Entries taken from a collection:
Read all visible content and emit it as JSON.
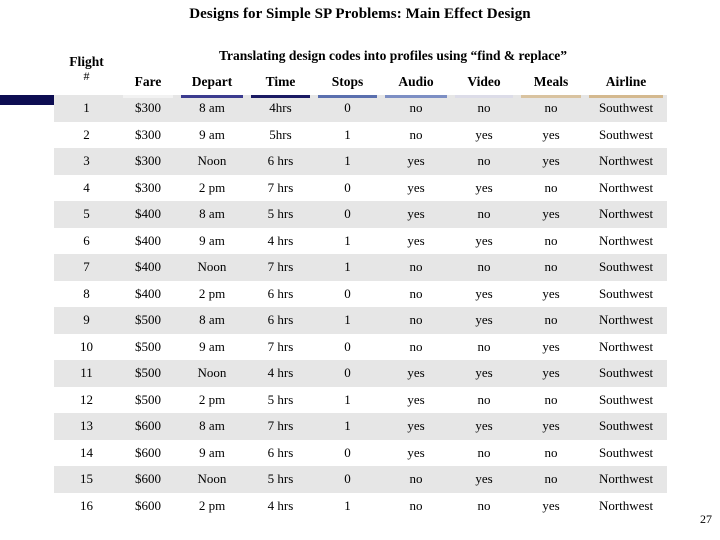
{
  "slide": {
    "title": "Designs for Simple SP Problems: Main Effect Design",
    "page_number": "27",
    "accent_color": "#0d0d52"
  },
  "table": {
    "flight_header": {
      "line1": "Flight",
      "line2": "#"
    },
    "span_header": "Translating design codes into profiles using “find &  replace”",
    "columns": [
      {
        "label": "Fare",
        "underline_color": "#f2f2f2"
      },
      {
        "label": "Depart",
        "underline_color": "#3b3b8f"
      },
      {
        "label": "Time",
        "underline_color": "#1a1a63"
      },
      {
        "label": "Stops",
        "underline_color": "#5a6fae"
      },
      {
        "label": "Audio",
        "underline_color": "#7d8fc4"
      },
      {
        "label": "Video",
        "underline_color": "#dcdce8"
      },
      {
        "label": "Meals",
        "underline_color": "#d9c3a0"
      },
      {
        "label": "Airline",
        "underline_color": "#d4b98f"
      }
    ],
    "rows": [
      {
        "flight": "1",
        "fare": "$300",
        "depart": "8 am",
        "time": "4hrs",
        "stops": "0",
        "audio": "no",
        "video": "no",
        "meals": "no",
        "airline": "Southwest"
      },
      {
        "flight": "2",
        "fare": "$300",
        "depart": "9 am",
        "time": "5hrs",
        "stops": "1",
        "audio": "no",
        "video": "yes",
        "meals": "yes",
        "airline": "Southwest"
      },
      {
        "flight": "3",
        "fare": "$300",
        "depart": "Noon",
        "time": "6 hrs",
        "stops": "1",
        "audio": "yes",
        "video": "no",
        "meals": "yes",
        "airline": "Northwest"
      },
      {
        "flight": "4",
        "fare": "$300",
        "depart": "2 pm",
        "time": "7 hrs",
        "stops": "0",
        "audio": "yes",
        "video": "yes",
        "meals": "no",
        "airline": "Northwest"
      },
      {
        "flight": "5",
        "fare": "$400",
        "depart": "8 am",
        "time": "5 hrs",
        "stops": "0",
        "audio": "yes",
        "video": "no",
        "meals": "yes",
        "airline": "Northwest"
      },
      {
        "flight": "6",
        "fare": "$400",
        "depart": "9 am",
        "time": "4 hrs",
        "stops": "1",
        "audio": "yes",
        "video": "yes",
        "meals": "no",
        "airline": "Northwest"
      },
      {
        "flight": "7",
        "fare": "$400",
        "depart": "Noon",
        "time": "7 hrs",
        "stops": "1",
        "audio": "no",
        "video": "no",
        "meals": "no",
        "airline": "Southwest"
      },
      {
        "flight": "8",
        "fare": "$400",
        "depart": "2 pm",
        "time": "6 hrs",
        "stops": "0",
        "audio": "no",
        "video": "yes",
        "meals": "yes",
        "airline": "Southwest"
      },
      {
        "flight": "9",
        "fare": "$500",
        "depart": "8 am",
        "time": "6 hrs",
        "stops": "1",
        "audio": "no",
        "video": "yes",
        "meals": "no",
        "airline": "Northwest"
      },
      {
        "flight": "10",
        "fare": "$500",
        "depart": "9 am",
        "time": "7 hrs",
        "stops": "0",
        "audio": "no",
        "video": "no",
        "meals": "yes",
        "airline": "Northwest"
      },
      {
        "flight": "11",
        "fare": "$500",
        "depart": "Noon",
        "time": "4 hrs",
        "stops": "0",
        "audio": "yes",
        "video": "yes",
        "meals": "yes",
        "airline": "Southwest"
      },
      {
        "flight": "12",
        "fare": "$500",
        "depart": "2 pm",
        "time": "5 hrs",
        "stops": "1",
        "audio": "yes",
        "video": "no",
        "meals": "no",
        "airline": "Southwest"
      },
      {
        "flight": "13",
        "fare": "$600",
        "depart": "8 am",
        "time": "7 hrs",
        "stops": "1",
        "audio": "yes",
        "video": "yes",
        "meals": "yes",
        "airline": "Southwest"
      },
      {
        "flight": "14",
        "fare": "$600",
        "depart": "9 am",
        "time": "6 hrs",
        "stops": "0",
        "audio": "yes",
        "video": "no",
        "meals": "no",
        "airline": "Southwest"
      },
      {
        "flight": "15",
        "fare": "$600",
        "depart": "Noon",
        "time": "5 hrs",
        "stops": "0",
        "audio": "no",
        "video": "yes",
        "meals": "no",
        "airline": "Northwest"
      },
      {
        "flight": "16",
        "fare": "$600",
        "depart": "2 pm",
        "time": "4 hrs",
        "stops": "1",
        "audio": "no",
        "video": "no",
        "meals": "yes",
        "airline": "Northwest"
      }
    ]
  }
}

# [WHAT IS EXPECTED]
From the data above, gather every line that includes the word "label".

# [OUTPUT]
        "label": "Fare",
        "label": "Depart",
        "label": "Time",
        "label": "Stops",
        "label": "Audio",
        "label": "Video",
        "label": "Meals",
        "label": "Airline",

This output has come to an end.